On the back end of 2014, volunteers with an initiative called eMammal did some research in Fairfax County. eMammal is a collaboration among citizen scientists, researchers at the Smithsonian Institution, and North Carolina State University.
Volunteers, with permission and in coordination with the Fairfax County Park Authority, set up camera traps in parks and at other Fairfax County natural areas to learn more about the numbers and distribution of wildlife mammals in urban areas throughout the Washington, D.C./ Northern Virginia / West Virginia / Maryland region. Motion and heat sensors triggered the cameras, and volunteers monitored the equipment and the results. It was a bit like throwing dice. You know a number is going to come up, but you don’t really know what you’re going to get.
The Smithsonian Institution is storing the camera trap photos as digital museum “specimens” that will be curated as a publicly accessible Smithsonian collection. The repository also will be accessible to other institutions to store, search, and analyze their own camera trap data.
The survey results do indicate the relative abundance of animals in an area, but the initiative is not an accurate way to determine the density of an animal population, i.e., how many of a certain species live in a given area.
Following is some of the 2014-2015 data that appears in eMammal’s report on the project.
Here is the list of sites that hosted eMammal camera traps, with the number of days a camera was in the field between July and November of 2014 in parentheses. Some sites had more than one camera trap:
Little Difficult Run Stream Valley (27), Holmes Run Stream Valley (22), McLean Hamlet (24), Lake Mercer (21), Marie Butler Leven Preserve (21), Willow Pond (3), Accotink Stream Valley (22), Lake Accotink (21, 23), Pimmit Run Stream Valley (22), Twin Lakes Golf Course (23), Bush Hill Park (25), Ellanor C. Lawrence Park (22, 24), Patriot Park (22), Cub Run Stream Valley (21, 26, 22), Lake Fairfax (23, 23), Franconia Park (72), Mark Twain Park (28), Dogue Creek (29), Groveton Heights (29), Manchester Lakes (29), Huntley Meadows (22, 21, 23), Springfield Forest (21), Fitzhugh Park (29), Wakefield Park (29), Lee High Park (22), Poplar Ford Park (22), Rocky Run (22), and Fred Crabtree Park (24).

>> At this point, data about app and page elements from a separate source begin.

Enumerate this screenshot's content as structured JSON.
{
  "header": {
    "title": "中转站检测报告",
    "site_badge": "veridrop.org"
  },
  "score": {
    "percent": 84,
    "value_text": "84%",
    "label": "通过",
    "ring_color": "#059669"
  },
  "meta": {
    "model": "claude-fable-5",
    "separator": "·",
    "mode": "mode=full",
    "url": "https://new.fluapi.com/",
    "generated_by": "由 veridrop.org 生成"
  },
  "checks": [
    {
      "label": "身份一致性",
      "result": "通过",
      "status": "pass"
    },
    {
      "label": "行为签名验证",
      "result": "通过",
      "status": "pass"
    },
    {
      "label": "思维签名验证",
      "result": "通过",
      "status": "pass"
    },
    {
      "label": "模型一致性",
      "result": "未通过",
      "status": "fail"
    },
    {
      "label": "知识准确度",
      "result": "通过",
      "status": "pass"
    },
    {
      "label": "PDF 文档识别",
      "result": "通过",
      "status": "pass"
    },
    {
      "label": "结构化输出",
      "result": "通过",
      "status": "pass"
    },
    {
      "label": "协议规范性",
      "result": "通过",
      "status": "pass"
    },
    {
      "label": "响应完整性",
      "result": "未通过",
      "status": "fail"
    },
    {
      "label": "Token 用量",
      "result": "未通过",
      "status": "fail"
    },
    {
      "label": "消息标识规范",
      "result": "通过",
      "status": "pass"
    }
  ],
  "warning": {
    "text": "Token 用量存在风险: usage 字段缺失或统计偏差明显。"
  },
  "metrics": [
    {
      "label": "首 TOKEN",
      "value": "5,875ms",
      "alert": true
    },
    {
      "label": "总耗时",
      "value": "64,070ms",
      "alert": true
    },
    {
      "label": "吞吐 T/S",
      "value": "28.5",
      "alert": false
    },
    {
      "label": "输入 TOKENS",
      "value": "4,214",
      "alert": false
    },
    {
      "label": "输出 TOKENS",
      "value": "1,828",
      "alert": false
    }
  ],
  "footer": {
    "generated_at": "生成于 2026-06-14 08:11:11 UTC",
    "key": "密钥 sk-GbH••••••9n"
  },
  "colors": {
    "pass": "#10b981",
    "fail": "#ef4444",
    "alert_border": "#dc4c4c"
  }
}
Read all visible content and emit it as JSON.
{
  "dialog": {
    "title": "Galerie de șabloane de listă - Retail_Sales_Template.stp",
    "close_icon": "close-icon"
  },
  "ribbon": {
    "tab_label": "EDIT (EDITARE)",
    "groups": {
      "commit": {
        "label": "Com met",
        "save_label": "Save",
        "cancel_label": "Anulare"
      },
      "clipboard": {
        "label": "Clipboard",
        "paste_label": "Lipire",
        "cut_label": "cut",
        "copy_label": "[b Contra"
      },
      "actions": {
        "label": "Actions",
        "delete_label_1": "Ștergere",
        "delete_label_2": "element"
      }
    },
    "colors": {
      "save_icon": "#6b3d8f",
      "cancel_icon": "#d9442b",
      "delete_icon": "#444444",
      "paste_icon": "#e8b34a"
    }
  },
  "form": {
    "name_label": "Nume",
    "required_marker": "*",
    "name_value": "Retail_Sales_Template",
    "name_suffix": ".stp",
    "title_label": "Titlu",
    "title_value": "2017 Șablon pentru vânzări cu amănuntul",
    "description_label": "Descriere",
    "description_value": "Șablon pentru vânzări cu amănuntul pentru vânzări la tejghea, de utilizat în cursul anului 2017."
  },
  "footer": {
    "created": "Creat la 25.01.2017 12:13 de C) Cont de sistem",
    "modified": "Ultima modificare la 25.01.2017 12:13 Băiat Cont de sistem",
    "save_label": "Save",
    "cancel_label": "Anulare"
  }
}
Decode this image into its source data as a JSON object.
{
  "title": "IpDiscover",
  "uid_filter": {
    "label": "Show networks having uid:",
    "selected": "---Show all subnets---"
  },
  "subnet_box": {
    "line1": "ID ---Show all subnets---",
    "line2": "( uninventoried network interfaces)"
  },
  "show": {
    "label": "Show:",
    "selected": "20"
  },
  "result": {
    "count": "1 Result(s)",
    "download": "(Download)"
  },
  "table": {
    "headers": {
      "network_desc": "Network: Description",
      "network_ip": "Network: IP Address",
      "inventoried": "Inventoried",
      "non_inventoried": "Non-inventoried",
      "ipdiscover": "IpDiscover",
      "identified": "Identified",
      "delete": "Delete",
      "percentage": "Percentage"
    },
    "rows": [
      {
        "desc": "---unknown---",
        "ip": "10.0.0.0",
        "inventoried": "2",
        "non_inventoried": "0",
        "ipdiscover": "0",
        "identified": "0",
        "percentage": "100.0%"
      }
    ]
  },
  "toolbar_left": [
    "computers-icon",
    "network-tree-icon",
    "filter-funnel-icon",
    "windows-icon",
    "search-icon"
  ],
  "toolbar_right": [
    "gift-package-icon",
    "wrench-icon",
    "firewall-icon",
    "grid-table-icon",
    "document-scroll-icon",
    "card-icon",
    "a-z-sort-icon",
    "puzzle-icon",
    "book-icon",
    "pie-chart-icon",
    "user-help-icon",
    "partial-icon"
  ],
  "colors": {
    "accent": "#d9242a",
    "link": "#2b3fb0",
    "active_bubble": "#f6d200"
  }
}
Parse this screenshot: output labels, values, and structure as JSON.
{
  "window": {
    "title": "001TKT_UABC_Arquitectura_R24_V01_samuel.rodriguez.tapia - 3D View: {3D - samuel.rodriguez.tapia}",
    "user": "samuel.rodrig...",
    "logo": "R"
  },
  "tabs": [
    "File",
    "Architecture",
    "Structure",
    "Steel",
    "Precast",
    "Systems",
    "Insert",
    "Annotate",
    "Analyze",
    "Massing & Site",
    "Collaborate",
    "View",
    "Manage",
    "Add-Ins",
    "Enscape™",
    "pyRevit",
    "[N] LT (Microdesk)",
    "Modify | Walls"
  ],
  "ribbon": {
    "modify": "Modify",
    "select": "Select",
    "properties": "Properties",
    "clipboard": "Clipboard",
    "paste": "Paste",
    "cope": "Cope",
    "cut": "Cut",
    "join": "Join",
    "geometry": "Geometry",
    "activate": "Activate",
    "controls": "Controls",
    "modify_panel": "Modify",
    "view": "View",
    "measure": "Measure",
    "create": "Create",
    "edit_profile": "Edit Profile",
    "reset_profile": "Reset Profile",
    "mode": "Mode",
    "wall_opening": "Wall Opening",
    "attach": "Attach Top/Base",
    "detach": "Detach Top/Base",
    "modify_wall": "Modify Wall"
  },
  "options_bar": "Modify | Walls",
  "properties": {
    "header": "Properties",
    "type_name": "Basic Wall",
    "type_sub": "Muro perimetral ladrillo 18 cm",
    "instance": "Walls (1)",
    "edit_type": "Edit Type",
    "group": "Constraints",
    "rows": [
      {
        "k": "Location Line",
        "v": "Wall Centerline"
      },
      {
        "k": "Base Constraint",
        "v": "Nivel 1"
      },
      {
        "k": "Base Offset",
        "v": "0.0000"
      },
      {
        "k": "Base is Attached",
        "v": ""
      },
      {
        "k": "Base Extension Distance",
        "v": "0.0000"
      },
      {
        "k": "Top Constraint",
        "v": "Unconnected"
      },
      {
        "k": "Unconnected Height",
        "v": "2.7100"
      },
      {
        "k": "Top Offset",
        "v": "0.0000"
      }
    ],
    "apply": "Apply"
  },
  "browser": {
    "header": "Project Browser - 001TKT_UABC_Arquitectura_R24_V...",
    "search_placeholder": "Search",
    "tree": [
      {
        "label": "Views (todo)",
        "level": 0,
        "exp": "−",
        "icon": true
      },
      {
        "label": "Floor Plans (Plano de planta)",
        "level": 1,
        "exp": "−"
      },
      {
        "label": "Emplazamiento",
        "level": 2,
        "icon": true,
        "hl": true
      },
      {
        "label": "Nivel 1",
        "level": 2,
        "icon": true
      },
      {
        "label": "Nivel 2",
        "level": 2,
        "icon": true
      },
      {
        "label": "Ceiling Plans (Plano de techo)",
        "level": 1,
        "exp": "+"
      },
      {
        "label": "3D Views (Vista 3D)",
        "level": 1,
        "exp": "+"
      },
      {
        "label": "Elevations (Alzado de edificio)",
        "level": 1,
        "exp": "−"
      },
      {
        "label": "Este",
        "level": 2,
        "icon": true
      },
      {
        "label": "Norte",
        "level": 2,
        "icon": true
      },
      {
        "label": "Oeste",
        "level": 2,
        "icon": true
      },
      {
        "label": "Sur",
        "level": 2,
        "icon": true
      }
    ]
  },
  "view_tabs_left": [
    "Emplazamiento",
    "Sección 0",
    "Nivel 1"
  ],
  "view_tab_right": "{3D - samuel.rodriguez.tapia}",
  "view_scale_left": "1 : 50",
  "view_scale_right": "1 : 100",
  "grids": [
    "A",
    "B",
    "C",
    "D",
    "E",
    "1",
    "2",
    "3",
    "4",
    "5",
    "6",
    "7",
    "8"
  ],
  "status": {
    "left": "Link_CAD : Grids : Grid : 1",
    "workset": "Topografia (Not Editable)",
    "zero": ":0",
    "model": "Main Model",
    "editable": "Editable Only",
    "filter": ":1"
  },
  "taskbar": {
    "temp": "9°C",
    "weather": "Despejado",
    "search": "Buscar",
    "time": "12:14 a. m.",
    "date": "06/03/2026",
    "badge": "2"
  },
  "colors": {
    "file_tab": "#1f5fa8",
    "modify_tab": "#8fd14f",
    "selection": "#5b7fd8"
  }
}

eMammal cameras captured:
- 83 photos of the camera trap volunteers
- One blue jay – at Lake Accotink
- 16 coyotes – nine of those at Franconia Park on five different days. Coyotes were also photographed at Mark Twain, Lake Accotink, Patriot Park, Holmes Run SV, and Little Difficult Run SV among other parks
- 9 domestic cats, with Franconia Park and Groveton Heights leading the way
- 165 domestic dogs
- 17 Eastern cottontails, with Groveton Heights producing the largest number of them
- 2 Eastern fox squirrels at Bush Hill Park and Groveton Heights (these would be unusual here)
- 809 Eastern gray squirrels
- 1 Northern flying squirrel at Dogue Creek
- 1 gray fox at Ellanor C. Lawrence. Most of our locals are red foxes.
- 237 red foxes
- 672 humans
- 182 Northern raccoon, and again Groveton Heights led the way
- 1 striped skunk at Cub Run Stream Valley
- 1 unknown owl at Dogue Creek along with other birds, canines, foxes, and unidentifiable squirrels
- 1 bicycle at Lake Accotink
- 16 Virginia Opossum, most at Fitzhugh Park and Lake Accotink
- 1 wild turkey at Huntley Meadows
- 1,365 white-tailed deer